Birmingham Music Network works with the local music community to stimulate growth, inspire, and share knowledge. We offer practical based industry experience and are not genre specific.
Being a musician involves composing, conducting, or performing music as a profession or as a hobby. Musicians create, perform, and interpret music in various styles, either alone or as part of a group or ensemble. A music performer is generally either a singer who provides vocals or an instrumentalist who plays a musical instrument. Musicians may specialise in different styles of music depending on their background, training, and interests. Additionally, being a musician may involve recording and releasing music as a recording artist, which involves creating both a musical work and a sound recording protected by copyright. Ultimately, being a musician is a passion for creating and sharing music with others. But it’s not easy to earn a living as a musician.

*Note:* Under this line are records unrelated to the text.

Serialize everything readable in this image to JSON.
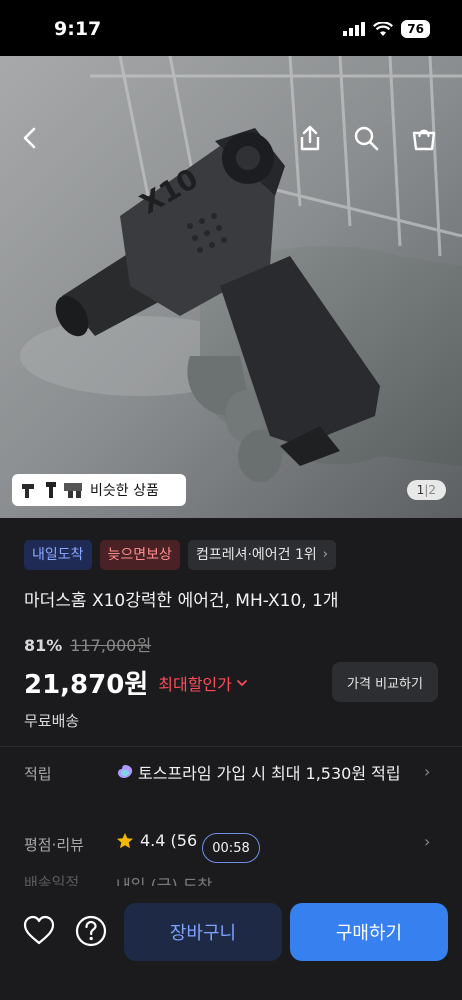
{
  "status": {
    "time": "9:17",
    "battery": "76"
  },
  "hero": {
    "similar_label": "비슷한 상품",
    "page_current": "1",
    "page_separator": "|",
    "page_total": "2",
    "product_mark": "X10"
  },
  "badges": {
    "arrival": "내일도착",
    "compensation": "늦으면보상",
    "rank": "컴프레셔·에어건 1위"
  },
  "product": {
    "title": "마더스홈 X10강력한 에어건, MH-X10, 1개",
    "discount_rate": "81%",
    "original_price": "117,000원",
    "price": "21,870원",
    "max_discount_label": "최대할인가",
    "compare_label": "가격 비교하기",
    "shipping": "무료배송"
  },
  "info": {
    "points_label": "적립",
    "points_text": "토스프라임 가입 시 최대 1,530원 적립",
    "rating_label": "평점·리뷰",
    "rating_value": "4.4 (56",
    "timer": "00:58",
    "delivery_label": "배송일정",
    "delivery_value": "내일 (금) 도착"
  },
  "bottom": {
    "cart_label": "장바구니",
    "buy_label": "구매하기"
  },
  "colors": {
    "accent": "#3680ef",
    "sale_red": "#ff4a5c",
    "background": "#1b1b1d"
  }
}
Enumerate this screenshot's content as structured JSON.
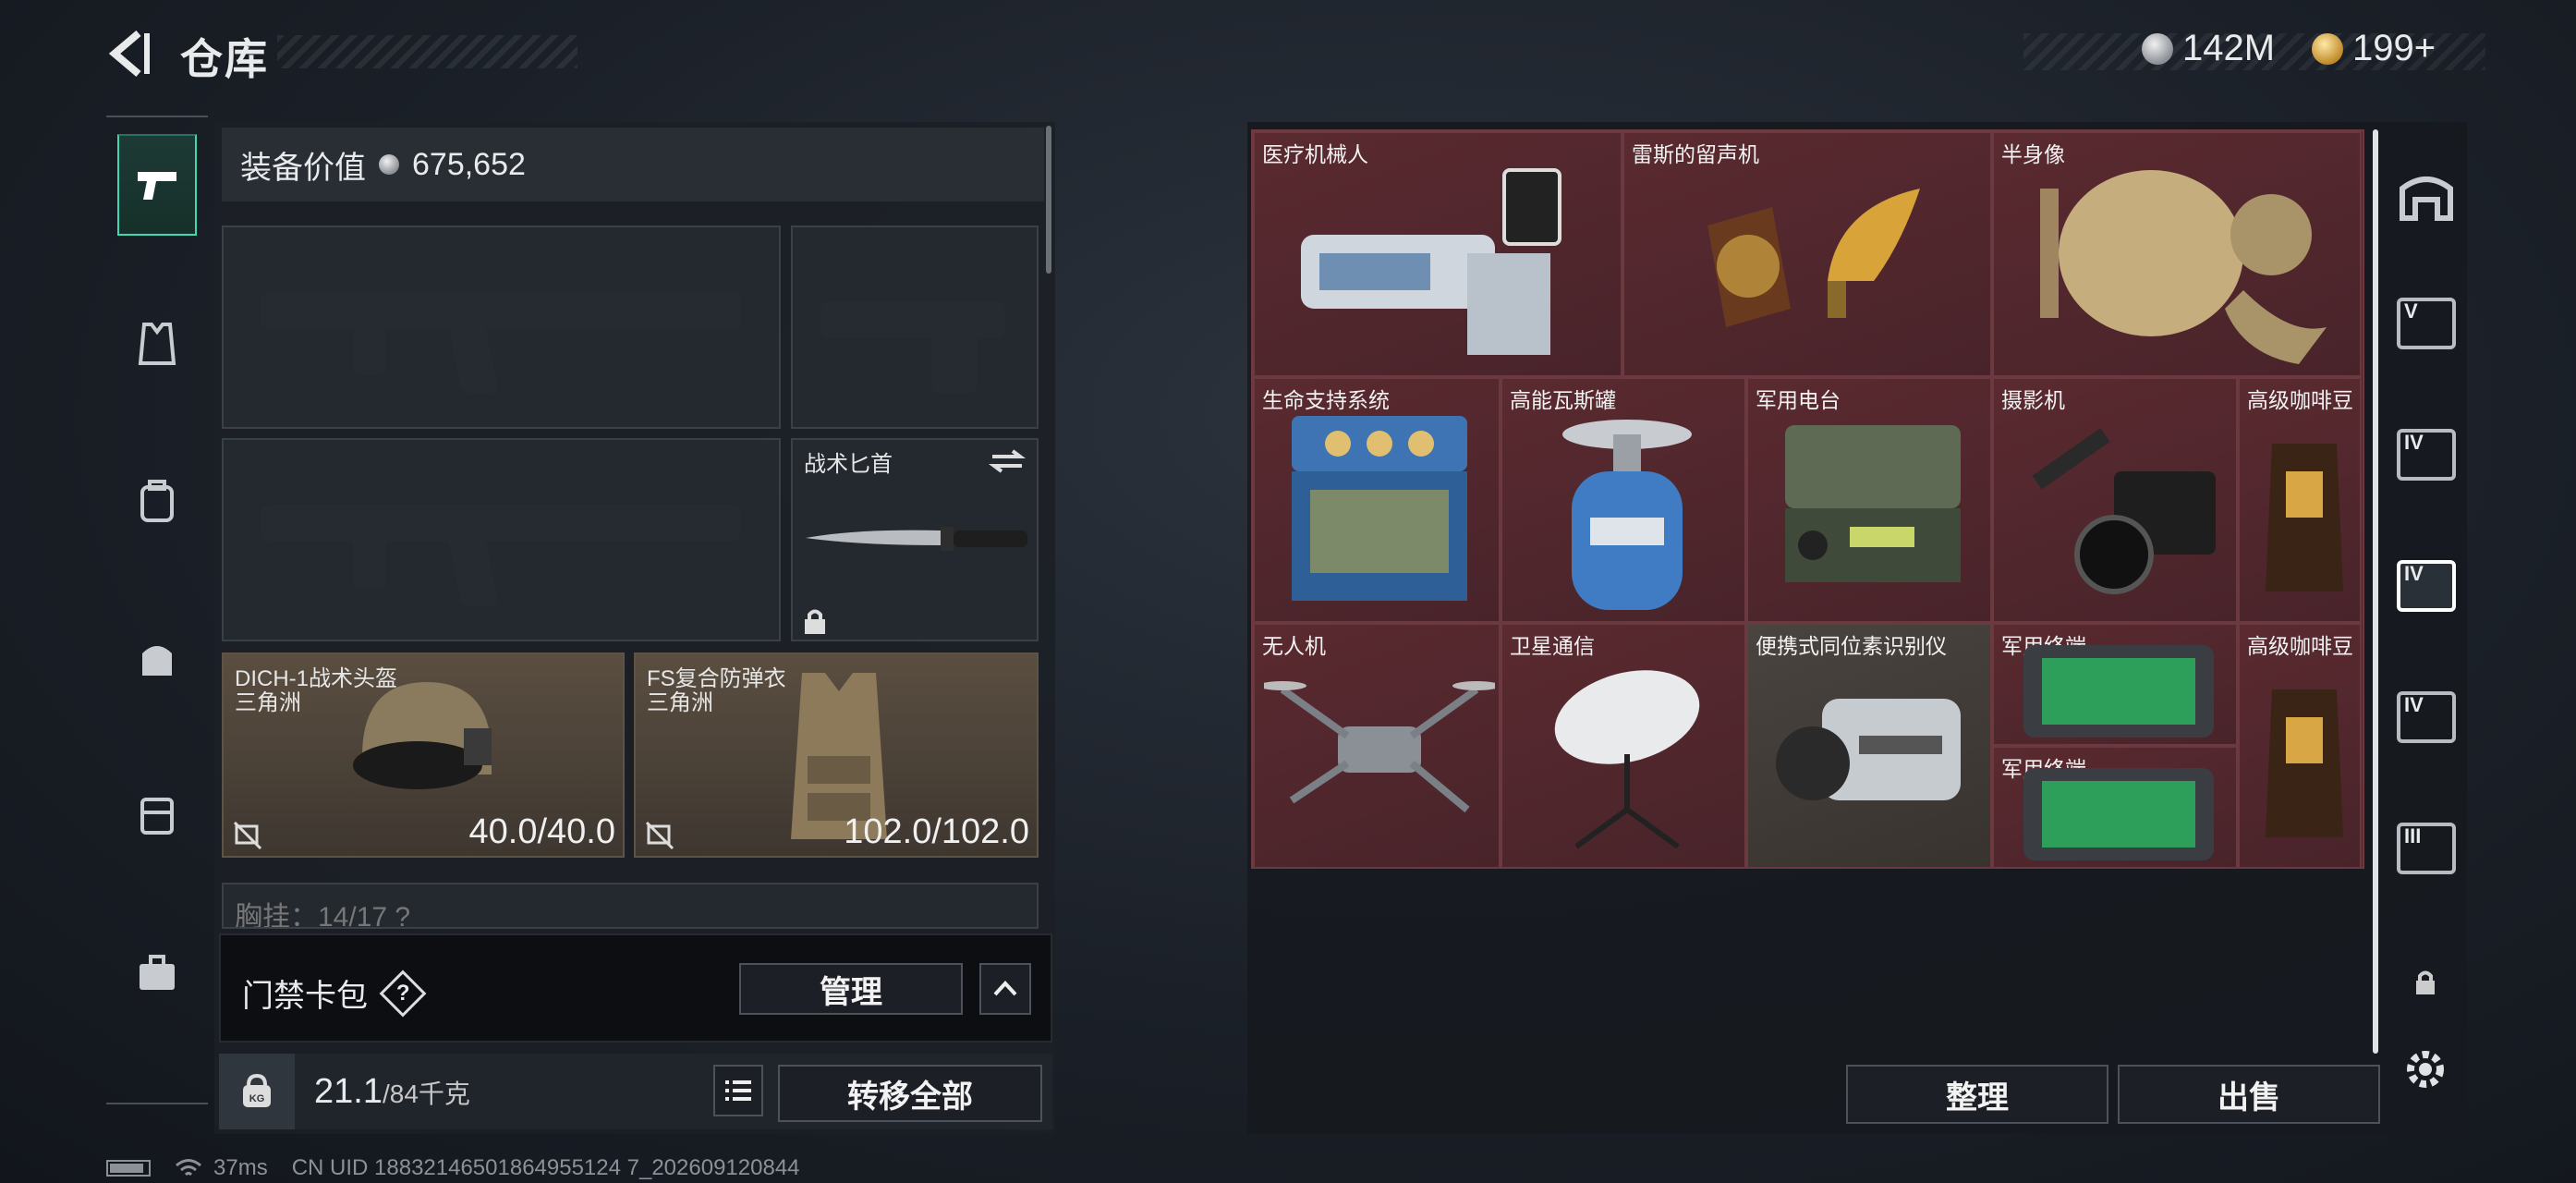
{
  "header": {
    "title": "仓库",
    "currency_silver": "142M",
    "currency_gold": "199+"
  },
  "sidebar": {
    "items": [
      "weapon",
      "vest",
      "backpack",
      "bag",
      "container",
      "case"
    ]
  },
  "loadout": {
    "value_label": "装备价值",
    "value": "675,652",
    "knife_label": "战术匕首",
    "helmet_name": "DICH-1战术头盔",
    "helmet_sub": "三角洲",
    "helmet_durability": "40.0/40.0",
    "armor_name": "FS复合防弹衣",
    "armor_sub": "三角洲",
    "armor_durability": "102.0/102.0",
    "chest_rig_partial": "胸挂：14/17 ?",
    "access_label": "门禁卡包",
    "help": "?",
    "manage_button": "管理",
    "weight_value": "21.1",
    "weight_max": "/84千克",
    "transfer_all_button": "转移全部",
    "kg_label": "KG"
  },
  "inventory": {
    "items": [
      "医疗机械人",
      "雷斯的留声机",
      "半身像",
      "生命支持系统",
      "高能瓦斯罐",
      "军用电台",
      "摄影机",
      "高级咖啡豆",
      "无人机",
      "卫星通信",
      "便携式同位素识别仪",
      "军用终端",
      "军用终端",
      "高级咖啡豆"
    ],
    "sort_button": "整理",
    "sell_button": "出售"
  },
  "right_sidebar": {
    "tiers": [
      "V",
      "IV",
      "IV",
      "IV",
      "III"
    ]
  },
  "status": {
    "ping": "37ms",
    "uid": "CN UID 18832146501864955124 7_202609120844"
  },
  "colors": {
    "accent": "#3fd8b0",
    "grid": "#4b2429"
  }
}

Musicians, like all of us, are facing the biggest decline in living standards in living memory. Millions of people up and down the country are now dependent on foodbanks, with over 100,000 having to access warm banks each week and many more are taking on multiple jobs just to keep the radiators on in their homes and to put food on their table.
Over a decade of austerity, cuts and the Covid-19 pandemic has taken its toll on almost every single aspect of modern society. The lasting negative impact of the cost of living crisis remains to be seen but, for the live music and entertainment industry, it may just be the latest hammerblow to a sector where serious financial issues have gone unaddressed for too long.

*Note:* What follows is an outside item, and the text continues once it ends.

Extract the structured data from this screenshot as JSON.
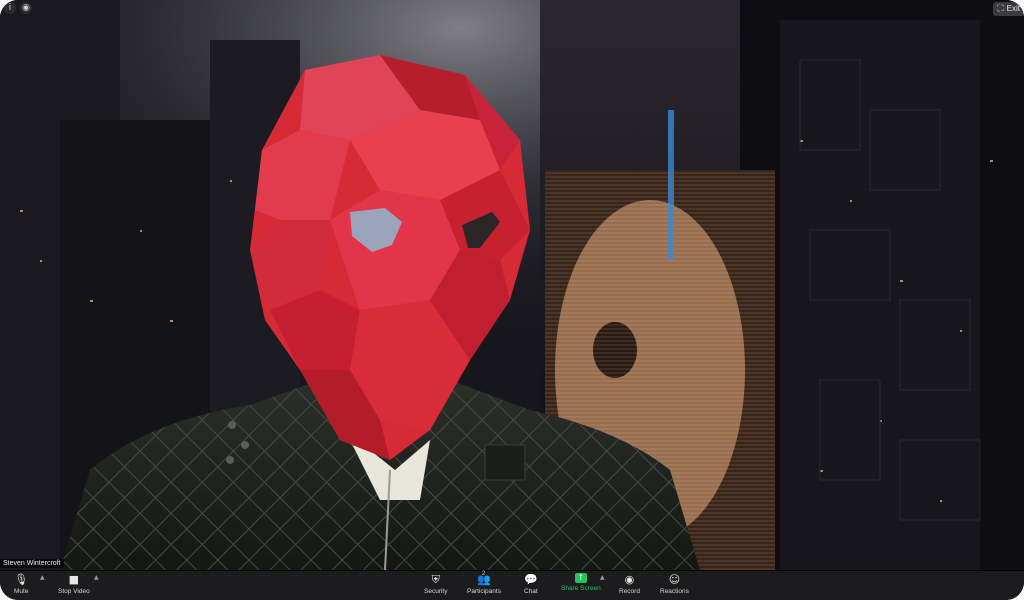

Last month, the Music Venues Trust released its annual report for the year 2022 which highlighted the fragility of the British live music industry, which brings in £500m to the UK economy and has a total sector expenditure of just over £499m — leaving a profit margin of just 0.2 per cent.
This, shockingly, is despite 22 million of us enjoying live music performances last year.
It is fair to say that, without urgent action from the government, we could lose a number of important community assets that account for over 30,000 jobs and an incalculable music heritage in towns and cities in every part of the country.
The first report of the 2023 Musicians’ Census has just been released and gives a detailed insight into the demographic makeup of UK musicians, the barriers to career progression and economic challenges buff.ly/3LxL0ag
The Brexit deal has been devastating for touring UK musicians – but this can be rectified https://buff.ly/44DKv56